EXERCISE:
Wherever "улица" appears in a line of the listing, report that line.

>>

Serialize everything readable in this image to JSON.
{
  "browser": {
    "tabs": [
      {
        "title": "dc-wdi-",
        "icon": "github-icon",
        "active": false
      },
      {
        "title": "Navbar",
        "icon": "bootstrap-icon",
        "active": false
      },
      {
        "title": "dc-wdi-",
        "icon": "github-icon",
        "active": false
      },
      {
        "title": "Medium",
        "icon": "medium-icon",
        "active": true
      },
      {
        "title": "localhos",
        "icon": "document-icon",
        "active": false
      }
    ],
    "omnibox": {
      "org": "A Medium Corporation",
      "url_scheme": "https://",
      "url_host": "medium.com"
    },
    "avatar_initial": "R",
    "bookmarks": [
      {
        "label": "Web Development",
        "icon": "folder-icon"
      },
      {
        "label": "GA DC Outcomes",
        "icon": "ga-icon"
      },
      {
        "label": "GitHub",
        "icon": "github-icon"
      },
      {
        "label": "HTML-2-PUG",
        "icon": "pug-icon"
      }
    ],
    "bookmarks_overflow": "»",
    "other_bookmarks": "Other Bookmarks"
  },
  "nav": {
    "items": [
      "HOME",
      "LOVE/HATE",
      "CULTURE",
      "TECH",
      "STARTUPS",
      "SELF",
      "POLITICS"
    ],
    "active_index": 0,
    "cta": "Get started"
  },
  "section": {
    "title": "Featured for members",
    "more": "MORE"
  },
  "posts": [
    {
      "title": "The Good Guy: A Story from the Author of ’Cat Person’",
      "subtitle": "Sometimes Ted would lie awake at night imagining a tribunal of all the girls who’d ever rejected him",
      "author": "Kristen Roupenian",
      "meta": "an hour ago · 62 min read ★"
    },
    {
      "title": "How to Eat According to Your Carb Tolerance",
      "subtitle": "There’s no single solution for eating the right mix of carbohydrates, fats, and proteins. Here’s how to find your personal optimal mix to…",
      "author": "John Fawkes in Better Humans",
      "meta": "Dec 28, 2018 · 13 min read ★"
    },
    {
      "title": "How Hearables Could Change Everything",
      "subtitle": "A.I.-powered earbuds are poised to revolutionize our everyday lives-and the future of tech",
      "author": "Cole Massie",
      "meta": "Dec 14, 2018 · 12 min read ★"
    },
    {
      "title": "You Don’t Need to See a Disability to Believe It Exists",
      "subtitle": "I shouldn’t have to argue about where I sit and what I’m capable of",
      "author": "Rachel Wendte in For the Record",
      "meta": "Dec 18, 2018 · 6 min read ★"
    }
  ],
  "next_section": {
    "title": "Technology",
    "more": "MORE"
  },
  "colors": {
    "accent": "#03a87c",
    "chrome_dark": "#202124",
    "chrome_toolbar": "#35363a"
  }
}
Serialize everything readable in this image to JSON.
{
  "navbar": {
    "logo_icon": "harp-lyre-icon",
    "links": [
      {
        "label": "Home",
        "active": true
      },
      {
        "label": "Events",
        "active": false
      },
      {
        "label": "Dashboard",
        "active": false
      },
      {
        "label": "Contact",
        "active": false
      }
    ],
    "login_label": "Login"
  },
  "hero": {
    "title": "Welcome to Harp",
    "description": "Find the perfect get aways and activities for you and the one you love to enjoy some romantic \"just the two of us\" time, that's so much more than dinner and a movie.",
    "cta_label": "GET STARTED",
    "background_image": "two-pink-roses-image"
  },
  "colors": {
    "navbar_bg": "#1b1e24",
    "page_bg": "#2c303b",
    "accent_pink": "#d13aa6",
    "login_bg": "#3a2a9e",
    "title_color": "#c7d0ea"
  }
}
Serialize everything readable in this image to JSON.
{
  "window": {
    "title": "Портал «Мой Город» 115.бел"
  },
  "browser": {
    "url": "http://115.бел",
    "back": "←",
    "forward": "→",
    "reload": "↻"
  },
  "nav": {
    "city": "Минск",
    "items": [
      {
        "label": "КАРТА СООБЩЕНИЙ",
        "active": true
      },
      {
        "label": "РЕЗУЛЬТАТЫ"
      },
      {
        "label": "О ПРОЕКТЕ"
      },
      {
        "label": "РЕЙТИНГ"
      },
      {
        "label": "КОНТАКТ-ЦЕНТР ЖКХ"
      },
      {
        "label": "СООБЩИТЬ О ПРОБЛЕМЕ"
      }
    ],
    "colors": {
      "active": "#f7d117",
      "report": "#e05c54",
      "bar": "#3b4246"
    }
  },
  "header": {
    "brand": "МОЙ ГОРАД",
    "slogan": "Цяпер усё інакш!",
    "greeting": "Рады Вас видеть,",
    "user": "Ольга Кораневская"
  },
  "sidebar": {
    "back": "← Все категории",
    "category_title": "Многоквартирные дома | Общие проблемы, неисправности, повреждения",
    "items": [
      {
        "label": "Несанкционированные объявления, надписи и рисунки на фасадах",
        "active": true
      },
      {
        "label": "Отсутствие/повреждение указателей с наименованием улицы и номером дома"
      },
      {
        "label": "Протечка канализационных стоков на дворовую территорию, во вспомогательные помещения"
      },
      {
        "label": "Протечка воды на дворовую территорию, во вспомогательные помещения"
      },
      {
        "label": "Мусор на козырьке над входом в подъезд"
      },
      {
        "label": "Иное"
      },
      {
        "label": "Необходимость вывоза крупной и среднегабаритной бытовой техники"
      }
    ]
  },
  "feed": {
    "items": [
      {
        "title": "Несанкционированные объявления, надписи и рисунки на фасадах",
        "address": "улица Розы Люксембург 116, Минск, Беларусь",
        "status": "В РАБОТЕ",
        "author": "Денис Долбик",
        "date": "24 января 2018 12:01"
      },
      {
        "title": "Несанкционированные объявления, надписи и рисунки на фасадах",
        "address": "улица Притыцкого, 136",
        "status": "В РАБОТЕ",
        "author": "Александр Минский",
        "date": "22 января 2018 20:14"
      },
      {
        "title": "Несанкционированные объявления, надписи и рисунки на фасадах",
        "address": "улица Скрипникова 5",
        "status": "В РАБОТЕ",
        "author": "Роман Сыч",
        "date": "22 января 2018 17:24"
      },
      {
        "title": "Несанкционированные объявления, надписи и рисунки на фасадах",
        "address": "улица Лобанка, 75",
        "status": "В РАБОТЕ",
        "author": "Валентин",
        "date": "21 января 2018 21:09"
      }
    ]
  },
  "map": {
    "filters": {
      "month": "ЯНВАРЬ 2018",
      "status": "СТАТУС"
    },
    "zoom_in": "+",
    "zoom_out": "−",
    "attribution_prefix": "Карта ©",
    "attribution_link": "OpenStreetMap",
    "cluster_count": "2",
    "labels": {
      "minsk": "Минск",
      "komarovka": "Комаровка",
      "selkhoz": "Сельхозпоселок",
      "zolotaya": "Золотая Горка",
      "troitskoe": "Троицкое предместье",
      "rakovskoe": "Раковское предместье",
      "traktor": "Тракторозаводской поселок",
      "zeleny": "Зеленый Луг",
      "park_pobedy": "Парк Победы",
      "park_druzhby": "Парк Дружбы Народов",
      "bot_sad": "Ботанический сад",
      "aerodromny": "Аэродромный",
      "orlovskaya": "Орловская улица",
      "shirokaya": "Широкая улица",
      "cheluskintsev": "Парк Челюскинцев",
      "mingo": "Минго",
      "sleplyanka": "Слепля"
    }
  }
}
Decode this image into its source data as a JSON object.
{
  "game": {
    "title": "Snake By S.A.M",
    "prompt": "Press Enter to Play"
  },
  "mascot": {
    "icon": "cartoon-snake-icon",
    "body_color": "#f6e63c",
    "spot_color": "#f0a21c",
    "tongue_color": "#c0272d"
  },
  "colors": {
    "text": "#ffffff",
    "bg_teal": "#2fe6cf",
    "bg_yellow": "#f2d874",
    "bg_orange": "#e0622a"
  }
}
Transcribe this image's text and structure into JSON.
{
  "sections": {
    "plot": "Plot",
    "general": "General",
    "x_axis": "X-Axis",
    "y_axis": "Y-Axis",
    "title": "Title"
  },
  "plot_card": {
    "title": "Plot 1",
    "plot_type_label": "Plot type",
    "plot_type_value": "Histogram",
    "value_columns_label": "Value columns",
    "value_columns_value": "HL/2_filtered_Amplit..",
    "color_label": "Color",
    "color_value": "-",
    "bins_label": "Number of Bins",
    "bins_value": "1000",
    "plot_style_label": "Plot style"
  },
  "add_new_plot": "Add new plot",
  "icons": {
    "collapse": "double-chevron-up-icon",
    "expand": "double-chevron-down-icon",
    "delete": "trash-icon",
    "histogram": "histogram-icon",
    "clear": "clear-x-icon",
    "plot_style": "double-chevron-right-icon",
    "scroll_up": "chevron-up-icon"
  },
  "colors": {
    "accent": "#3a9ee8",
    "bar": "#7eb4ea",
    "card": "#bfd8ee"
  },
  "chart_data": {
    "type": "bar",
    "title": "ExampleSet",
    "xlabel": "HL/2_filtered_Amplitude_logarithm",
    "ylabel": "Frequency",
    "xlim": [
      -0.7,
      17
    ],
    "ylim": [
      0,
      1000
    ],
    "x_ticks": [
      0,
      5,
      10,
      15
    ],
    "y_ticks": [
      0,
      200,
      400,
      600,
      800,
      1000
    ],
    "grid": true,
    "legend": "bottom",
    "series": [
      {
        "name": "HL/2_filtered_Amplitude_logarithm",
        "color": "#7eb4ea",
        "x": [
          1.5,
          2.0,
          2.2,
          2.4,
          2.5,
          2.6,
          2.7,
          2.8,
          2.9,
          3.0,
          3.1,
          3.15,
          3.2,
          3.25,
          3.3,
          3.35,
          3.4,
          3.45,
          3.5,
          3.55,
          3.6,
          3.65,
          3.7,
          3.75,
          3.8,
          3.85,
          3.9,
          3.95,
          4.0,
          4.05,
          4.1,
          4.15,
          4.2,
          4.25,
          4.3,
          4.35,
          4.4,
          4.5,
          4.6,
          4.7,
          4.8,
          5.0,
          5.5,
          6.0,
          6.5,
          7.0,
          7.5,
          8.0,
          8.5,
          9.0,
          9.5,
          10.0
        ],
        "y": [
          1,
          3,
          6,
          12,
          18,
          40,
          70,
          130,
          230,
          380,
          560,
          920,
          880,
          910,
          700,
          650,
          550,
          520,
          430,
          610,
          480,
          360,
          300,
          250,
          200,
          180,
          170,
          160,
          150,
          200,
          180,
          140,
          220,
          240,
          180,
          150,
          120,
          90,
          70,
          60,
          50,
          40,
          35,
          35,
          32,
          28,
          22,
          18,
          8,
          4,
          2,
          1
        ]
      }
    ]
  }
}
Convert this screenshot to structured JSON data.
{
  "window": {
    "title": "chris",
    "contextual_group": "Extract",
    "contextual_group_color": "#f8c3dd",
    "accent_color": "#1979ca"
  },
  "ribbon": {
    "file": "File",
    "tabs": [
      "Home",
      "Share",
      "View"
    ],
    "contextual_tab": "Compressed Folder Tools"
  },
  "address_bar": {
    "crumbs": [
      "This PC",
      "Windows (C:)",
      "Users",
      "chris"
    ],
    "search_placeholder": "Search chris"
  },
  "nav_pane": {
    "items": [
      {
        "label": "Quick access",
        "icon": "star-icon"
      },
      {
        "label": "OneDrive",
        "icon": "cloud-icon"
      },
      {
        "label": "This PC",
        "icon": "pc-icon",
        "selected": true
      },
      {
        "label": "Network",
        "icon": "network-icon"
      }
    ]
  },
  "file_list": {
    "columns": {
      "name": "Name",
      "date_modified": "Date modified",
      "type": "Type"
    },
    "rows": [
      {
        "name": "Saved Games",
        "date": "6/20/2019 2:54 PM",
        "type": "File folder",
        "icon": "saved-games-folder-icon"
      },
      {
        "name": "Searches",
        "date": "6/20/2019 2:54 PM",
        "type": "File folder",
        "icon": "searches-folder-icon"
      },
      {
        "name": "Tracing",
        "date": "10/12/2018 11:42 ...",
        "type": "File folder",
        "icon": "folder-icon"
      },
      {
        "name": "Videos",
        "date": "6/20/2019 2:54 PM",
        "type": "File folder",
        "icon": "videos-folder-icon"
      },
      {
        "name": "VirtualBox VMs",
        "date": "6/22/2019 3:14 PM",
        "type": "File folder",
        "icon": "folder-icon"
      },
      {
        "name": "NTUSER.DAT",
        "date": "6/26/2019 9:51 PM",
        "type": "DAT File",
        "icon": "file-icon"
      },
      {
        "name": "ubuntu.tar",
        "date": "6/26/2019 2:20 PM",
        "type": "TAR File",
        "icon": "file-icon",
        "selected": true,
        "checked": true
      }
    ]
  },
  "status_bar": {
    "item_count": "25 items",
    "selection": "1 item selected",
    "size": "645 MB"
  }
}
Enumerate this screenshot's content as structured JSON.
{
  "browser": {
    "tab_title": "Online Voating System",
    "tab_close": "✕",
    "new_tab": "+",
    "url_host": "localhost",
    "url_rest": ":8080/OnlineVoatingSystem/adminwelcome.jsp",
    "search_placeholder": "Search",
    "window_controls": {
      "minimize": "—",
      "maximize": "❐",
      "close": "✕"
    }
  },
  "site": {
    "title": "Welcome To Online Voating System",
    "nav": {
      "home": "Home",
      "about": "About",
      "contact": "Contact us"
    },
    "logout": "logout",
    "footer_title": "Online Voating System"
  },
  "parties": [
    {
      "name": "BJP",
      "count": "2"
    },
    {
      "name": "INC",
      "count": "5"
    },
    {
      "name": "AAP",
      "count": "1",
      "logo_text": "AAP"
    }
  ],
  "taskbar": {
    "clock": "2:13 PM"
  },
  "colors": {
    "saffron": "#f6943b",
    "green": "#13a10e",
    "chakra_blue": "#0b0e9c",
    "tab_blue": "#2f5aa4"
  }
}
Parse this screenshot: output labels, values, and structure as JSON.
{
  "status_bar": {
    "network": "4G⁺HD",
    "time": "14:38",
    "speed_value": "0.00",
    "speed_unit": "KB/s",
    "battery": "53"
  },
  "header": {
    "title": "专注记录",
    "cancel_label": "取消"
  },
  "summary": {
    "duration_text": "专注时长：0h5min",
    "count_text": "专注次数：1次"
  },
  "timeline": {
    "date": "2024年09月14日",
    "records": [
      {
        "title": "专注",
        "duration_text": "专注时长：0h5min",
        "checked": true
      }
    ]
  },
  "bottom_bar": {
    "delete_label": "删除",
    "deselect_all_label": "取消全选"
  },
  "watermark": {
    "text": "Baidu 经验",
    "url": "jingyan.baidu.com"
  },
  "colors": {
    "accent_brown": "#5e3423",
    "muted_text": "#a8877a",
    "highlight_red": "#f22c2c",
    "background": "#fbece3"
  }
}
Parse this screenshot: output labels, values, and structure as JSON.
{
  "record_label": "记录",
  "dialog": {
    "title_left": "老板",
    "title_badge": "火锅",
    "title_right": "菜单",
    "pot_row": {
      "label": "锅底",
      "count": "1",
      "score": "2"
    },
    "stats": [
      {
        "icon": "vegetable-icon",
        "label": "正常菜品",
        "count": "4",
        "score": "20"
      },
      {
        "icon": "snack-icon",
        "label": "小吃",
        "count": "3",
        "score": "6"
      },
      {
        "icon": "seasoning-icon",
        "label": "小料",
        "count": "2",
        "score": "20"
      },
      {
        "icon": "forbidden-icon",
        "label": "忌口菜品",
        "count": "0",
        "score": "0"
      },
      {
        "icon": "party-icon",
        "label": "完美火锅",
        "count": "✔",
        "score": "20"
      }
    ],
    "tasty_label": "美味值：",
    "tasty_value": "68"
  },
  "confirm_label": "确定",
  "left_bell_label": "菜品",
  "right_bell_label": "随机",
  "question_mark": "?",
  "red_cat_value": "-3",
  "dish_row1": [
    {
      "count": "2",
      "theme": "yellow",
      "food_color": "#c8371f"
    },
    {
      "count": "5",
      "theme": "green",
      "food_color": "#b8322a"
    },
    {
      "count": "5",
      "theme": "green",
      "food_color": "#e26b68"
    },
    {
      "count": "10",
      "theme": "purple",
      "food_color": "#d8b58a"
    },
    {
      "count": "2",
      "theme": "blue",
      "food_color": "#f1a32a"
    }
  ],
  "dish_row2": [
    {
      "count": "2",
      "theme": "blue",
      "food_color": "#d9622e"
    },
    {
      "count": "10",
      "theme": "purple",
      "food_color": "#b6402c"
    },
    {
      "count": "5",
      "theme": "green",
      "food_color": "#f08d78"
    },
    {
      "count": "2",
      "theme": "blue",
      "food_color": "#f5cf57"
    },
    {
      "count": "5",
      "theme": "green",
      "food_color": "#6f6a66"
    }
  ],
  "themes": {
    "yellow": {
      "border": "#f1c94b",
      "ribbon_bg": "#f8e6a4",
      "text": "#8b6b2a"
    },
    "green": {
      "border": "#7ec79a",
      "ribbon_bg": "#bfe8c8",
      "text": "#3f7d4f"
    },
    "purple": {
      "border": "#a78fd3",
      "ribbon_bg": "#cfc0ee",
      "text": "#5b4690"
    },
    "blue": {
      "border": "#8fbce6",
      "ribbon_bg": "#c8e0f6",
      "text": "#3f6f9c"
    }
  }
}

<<

YOUR RESPONSE:
        "address": "улица Розы Люксембург 116, Минск, Беларусь",
        "address": "улица Притыцкого, 136",
        "address": "улица Скрипникова 5",
        "address": "улица Лобанка, 75",
      "orlovskaya": "Орловская улица",
      "shirokaya": "Широкая улица",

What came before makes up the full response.